Category Archives: Binge Drinking

Info about how to stop binge drinking and articles about help with problem drinking in general.

Dealing with Binge Drinking and Binge Eating problems

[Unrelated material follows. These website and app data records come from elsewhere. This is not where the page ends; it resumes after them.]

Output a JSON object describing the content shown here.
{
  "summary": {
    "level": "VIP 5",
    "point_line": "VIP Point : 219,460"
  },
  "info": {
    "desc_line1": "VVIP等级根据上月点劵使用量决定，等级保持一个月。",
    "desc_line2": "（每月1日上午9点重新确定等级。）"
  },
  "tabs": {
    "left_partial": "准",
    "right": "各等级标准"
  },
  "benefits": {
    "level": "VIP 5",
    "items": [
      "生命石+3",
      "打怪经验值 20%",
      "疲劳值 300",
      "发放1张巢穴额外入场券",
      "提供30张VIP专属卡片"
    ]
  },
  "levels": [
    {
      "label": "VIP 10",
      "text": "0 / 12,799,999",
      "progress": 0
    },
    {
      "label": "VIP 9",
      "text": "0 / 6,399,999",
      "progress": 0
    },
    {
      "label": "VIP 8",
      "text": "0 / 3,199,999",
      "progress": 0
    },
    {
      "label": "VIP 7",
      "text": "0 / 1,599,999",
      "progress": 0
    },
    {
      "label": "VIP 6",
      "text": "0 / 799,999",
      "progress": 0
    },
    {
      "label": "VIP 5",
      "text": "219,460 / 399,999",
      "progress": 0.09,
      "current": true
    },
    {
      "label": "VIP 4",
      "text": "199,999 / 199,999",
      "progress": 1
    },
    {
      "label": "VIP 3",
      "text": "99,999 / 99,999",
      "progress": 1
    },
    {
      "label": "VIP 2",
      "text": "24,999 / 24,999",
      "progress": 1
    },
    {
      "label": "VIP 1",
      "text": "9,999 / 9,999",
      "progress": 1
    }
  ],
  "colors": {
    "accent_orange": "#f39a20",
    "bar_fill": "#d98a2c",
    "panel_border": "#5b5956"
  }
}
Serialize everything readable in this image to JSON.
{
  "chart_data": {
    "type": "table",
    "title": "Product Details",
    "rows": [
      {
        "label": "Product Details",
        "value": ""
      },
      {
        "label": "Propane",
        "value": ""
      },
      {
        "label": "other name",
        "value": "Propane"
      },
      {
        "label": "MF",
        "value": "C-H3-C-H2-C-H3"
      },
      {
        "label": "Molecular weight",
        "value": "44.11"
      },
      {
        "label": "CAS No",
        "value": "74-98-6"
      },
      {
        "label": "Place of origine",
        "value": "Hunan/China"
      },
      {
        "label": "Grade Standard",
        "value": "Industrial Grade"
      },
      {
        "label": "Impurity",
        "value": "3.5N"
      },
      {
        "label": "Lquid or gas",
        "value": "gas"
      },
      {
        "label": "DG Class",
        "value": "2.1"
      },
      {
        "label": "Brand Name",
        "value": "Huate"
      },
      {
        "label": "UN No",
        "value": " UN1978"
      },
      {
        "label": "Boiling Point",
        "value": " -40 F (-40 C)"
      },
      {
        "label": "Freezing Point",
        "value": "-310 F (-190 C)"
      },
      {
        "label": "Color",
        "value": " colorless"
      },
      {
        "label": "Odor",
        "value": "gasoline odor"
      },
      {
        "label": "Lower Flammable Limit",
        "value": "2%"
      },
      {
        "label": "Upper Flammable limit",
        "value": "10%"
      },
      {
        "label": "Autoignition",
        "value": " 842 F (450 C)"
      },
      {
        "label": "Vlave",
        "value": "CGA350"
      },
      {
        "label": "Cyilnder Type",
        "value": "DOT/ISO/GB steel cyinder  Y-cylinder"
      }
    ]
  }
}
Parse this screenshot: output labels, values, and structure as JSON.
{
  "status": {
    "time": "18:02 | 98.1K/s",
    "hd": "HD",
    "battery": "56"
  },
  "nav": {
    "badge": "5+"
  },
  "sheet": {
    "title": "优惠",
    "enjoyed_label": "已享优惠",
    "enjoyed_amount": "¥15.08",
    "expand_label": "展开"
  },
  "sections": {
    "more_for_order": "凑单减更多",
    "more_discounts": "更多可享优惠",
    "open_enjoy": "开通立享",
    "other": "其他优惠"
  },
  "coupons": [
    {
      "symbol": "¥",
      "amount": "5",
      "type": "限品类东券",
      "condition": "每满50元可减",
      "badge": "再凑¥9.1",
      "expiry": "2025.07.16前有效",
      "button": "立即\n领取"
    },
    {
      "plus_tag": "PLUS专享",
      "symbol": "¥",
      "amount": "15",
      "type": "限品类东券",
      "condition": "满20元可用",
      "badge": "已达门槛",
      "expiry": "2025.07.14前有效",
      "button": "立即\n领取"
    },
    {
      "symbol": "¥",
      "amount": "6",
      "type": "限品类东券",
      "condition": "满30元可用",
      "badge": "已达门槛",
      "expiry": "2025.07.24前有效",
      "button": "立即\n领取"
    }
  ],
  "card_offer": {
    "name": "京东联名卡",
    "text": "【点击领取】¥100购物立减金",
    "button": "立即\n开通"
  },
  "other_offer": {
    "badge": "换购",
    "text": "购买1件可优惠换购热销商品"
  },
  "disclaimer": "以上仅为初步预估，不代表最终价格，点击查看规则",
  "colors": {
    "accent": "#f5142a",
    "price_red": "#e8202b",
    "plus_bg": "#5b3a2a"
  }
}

In my JBW Leeds and Manchester clinics I regularly see clients who have issue with binge drinking and binge eating. On the surface these can be seen as very different issues, but in my experience there are lots of similar patterns and often the approaches that work best with all binge type problems are identical.
When clients make contact at that exact point in time they have realised that they really need to change this problem behaviour. It may be that they reached a low point or in many cases their relationships in either personal or professional life have been so affected that they have to now find a solution. Often clients with binge issues have developed an “all or nothing” way of thinking and feeling. It’s a bit like a car that only has first or sixth gear as choices and nothing in between. I had one client who had binge eating problems who if she had what she called “a good day” would eat healthily and at a sensible pace. If she had what she called “a bad day” she would go to the local supermarket, fill up her basket with donuts and similar foods and then proceed to binge until she felt better. She had had all kinds of different therapy, kept food diaries and analyzed her situation at some length. None of these approaches had worked to date as many involved her thinking increasingly about food! Part of my role was to assist her in finding out how to create some better choices in what she ate and when she ate. To date all my clients who have had binge eating and binge drinking issues have been types that are highly mentally active and who in most cases use these skills with great success in some areas of life. The difficulty they have is that in relation to food or drink they can’t find any sort of braking system, so everything in terms of how they eat or drink is going far too fast. They literally have adopted this “all or nothing” behaviour and no amount of thinking has any useful affect. It’s like the whole world is now seen through this particular lens.
One of the keys in resolving this is to learn how to start to think and feel differently so the feeling of having to eat or drink in this way simply doesn’t occur in the same way. It’s also important to identify externally typical factors that collude to encourage the problem. One binge eating client found that he constantly bought chocolate bars when he filled up his car with petrol. He only ever added ten pounds worth of fuel each day and each time he also purchased a number of chocolate bars which he then ate once he drove off the forecourt. He was actually not even aware that he did this each day as it had become a pattern of behaviour he just did. Similarly binge drinkers tend to have specific times and places where they adopt this behaviour. Nobody when they first open their eyes on being born into this world thinks to themselves or blurts out loud “Mine’s a pint of Tetley’s” or “I’ll have five of those jam donuts” These behaviours are “learned behaviours” Just as any of us can learn unhelpful habits we too can learn with the right tools to think and feel differently. The key is to change the thinking process which then changing the feeling process and the overall behaviour. Even longstanding issues can usually be greatly helped in a relatively short period of time.

Nick Kemp